When three of the four major North American sports leagues opt to pursue a given path, it is perhaps inevitable that the lone holdout goes with the flow.  So, it shouldn’t come as a shock that the NHL has opted to follow the consensus and adopt an official social media policy that restricts when players can use sites like Twitter and Facebook.

Key quote from the CBC article:

The National Hockey League has joined other major sports leagues by drafting a social media policy for the upcoming 2011-12 season.

Highlights of the policy include a social media blackout window before, during and after games, as well as during practice and any other team obligations. Any use of social media applications such as Twitter or Facebook in violation of these rules may be subject to an undisclosed punishment.

As I mentioned earlier, this doesn’t come as a shock.  This new policy will bring the NHL into line with other leagues.  By blacking out a particular window, the NHL allows itself to walk a middle line between enjoying the attention generated by hockey players on Twitter while at the same time preventing players from doing controversial things like taking shots at their opponents from the press box.

After all, there are plenty of good reasons to prevent that sort of thing from happening.  Snarky comments from injured players add to the rivalry between given teams… uh, well at least this will help prevent players from sharing information with fans and media that teams might not like…

What this comes down to is the NHL safeguarding the ability of teams to protect their information and maintain near-total control of their communications strategy.  This comes at the cost of allowing fans a slightly closer look at players, and giving the media something to talk about when a player makes a controversial statement from the press box.
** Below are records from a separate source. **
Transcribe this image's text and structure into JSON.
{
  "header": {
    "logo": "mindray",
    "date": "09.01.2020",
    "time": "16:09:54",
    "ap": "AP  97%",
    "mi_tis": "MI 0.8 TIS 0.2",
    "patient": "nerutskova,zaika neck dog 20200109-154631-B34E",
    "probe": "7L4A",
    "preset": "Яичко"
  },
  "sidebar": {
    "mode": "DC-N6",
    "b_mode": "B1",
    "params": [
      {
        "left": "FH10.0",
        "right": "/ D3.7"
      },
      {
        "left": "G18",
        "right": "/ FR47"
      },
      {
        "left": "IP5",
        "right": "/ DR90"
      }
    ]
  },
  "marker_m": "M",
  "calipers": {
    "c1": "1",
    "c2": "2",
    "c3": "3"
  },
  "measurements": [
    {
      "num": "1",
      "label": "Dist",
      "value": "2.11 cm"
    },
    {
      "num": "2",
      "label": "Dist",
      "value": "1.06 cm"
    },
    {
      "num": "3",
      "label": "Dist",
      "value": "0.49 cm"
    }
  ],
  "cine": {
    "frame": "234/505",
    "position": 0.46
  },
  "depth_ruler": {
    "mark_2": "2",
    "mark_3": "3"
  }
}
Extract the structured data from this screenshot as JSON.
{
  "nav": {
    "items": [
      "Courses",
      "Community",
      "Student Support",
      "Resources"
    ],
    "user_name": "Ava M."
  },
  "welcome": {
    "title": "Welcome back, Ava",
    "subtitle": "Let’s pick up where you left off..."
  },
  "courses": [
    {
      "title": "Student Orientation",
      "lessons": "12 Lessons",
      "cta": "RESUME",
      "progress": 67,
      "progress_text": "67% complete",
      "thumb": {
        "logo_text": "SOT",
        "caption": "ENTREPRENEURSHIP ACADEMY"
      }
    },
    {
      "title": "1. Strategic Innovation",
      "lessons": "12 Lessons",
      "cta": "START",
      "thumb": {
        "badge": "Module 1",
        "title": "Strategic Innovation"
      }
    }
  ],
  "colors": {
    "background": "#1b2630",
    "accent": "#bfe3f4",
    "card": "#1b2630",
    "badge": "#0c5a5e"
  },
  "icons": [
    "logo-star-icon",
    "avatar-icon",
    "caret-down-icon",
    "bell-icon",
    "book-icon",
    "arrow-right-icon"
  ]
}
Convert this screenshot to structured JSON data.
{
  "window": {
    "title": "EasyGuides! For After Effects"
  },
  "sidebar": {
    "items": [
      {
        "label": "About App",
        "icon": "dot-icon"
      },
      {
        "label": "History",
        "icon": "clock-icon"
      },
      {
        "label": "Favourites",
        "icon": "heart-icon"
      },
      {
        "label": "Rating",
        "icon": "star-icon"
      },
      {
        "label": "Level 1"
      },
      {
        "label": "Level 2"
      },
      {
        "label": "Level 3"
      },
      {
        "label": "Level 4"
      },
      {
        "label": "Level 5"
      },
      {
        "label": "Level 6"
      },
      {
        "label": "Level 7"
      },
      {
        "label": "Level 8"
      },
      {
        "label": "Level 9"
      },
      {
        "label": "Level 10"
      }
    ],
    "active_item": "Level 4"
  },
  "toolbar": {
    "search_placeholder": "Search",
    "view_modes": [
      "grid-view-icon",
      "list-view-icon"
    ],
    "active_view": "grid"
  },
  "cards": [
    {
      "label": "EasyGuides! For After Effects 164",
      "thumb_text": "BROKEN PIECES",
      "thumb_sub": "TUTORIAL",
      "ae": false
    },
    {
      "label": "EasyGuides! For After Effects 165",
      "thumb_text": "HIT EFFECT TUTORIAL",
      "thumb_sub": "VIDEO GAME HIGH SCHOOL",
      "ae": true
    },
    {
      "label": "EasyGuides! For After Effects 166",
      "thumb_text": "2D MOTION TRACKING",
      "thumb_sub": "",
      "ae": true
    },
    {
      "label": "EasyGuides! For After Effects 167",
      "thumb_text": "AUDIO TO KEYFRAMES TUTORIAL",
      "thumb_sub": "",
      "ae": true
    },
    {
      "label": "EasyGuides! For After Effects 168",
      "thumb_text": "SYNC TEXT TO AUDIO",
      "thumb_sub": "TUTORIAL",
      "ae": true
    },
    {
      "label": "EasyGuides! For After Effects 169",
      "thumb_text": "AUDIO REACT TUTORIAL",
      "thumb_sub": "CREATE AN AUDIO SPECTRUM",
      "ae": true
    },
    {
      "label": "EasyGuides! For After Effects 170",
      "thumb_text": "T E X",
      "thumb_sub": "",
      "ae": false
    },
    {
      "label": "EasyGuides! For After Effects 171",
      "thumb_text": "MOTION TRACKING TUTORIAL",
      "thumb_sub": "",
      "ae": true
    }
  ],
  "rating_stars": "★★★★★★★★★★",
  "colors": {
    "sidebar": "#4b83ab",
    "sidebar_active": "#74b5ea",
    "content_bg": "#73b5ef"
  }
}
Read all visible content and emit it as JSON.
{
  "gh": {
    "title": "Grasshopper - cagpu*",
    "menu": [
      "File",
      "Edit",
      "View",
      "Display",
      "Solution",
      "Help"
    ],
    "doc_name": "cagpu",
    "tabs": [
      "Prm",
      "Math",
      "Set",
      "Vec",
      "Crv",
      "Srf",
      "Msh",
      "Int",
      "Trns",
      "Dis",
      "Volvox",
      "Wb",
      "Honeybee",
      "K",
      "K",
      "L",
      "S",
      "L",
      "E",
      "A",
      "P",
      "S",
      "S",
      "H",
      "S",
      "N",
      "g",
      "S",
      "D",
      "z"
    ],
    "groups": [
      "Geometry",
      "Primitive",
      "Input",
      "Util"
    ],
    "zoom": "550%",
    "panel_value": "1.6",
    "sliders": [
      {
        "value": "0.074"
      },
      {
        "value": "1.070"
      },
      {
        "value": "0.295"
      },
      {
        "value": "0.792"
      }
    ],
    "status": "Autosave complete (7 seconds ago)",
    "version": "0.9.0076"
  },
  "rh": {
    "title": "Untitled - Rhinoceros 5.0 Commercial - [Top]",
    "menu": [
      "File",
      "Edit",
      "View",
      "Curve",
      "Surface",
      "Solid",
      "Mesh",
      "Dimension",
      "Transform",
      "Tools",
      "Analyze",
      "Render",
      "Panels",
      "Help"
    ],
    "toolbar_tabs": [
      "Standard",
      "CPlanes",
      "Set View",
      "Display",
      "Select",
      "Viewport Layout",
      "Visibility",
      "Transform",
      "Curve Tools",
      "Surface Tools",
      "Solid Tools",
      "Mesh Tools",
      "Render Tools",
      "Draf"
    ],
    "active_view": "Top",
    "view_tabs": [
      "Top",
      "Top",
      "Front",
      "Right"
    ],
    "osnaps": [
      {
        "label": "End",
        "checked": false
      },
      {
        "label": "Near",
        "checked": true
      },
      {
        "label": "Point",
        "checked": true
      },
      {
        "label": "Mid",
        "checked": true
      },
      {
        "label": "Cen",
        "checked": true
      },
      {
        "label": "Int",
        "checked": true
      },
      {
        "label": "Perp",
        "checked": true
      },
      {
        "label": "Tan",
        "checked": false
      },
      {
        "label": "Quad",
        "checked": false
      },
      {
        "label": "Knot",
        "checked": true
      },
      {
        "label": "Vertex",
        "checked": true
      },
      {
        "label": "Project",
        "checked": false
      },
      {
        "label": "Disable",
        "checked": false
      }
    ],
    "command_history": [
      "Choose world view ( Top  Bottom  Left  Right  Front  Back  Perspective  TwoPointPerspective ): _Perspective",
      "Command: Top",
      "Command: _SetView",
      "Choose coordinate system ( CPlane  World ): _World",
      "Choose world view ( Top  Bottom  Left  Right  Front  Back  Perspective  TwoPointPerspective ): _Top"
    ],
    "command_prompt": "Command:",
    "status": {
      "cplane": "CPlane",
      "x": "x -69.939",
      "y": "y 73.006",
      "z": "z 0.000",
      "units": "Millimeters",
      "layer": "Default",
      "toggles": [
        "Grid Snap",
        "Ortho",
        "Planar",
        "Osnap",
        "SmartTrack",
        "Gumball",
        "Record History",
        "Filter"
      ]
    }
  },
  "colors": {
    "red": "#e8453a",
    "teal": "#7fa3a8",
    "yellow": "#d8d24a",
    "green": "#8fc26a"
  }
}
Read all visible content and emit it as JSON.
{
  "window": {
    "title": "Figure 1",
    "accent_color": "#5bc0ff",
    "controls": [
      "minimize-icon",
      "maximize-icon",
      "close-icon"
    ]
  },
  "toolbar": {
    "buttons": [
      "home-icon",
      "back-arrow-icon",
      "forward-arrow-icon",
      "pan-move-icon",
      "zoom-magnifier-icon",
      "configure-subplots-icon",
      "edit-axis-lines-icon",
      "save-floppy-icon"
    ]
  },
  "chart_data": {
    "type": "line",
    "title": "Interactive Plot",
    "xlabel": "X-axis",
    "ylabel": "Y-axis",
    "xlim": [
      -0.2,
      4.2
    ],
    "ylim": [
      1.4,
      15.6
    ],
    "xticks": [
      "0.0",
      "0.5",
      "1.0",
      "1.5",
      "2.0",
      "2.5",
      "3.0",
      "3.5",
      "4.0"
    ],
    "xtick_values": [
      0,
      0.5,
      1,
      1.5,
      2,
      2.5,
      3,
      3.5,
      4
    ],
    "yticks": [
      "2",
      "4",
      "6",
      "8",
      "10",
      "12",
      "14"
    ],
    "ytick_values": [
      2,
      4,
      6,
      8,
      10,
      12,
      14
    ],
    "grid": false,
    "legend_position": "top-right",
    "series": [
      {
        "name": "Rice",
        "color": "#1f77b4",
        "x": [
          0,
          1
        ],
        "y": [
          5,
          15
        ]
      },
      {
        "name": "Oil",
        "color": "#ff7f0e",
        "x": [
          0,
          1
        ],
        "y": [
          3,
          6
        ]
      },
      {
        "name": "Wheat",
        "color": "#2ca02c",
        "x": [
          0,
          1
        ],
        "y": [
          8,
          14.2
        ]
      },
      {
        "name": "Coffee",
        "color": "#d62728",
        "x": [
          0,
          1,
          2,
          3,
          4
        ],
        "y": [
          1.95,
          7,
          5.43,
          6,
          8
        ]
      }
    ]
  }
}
This isn’t a move that is going to seriously limit players, who can still offer their take via social media outside of this blackout window.  Still, it is a shame to see the NHL take the cautious road and limit an avenue that’s been so interesting for fans.  Players like Paul Bissonnette (pictured above) have helped to bring attention to the game, and comments by people like him are far more intriguing for both fans and media than enforced message discipline can possibly be.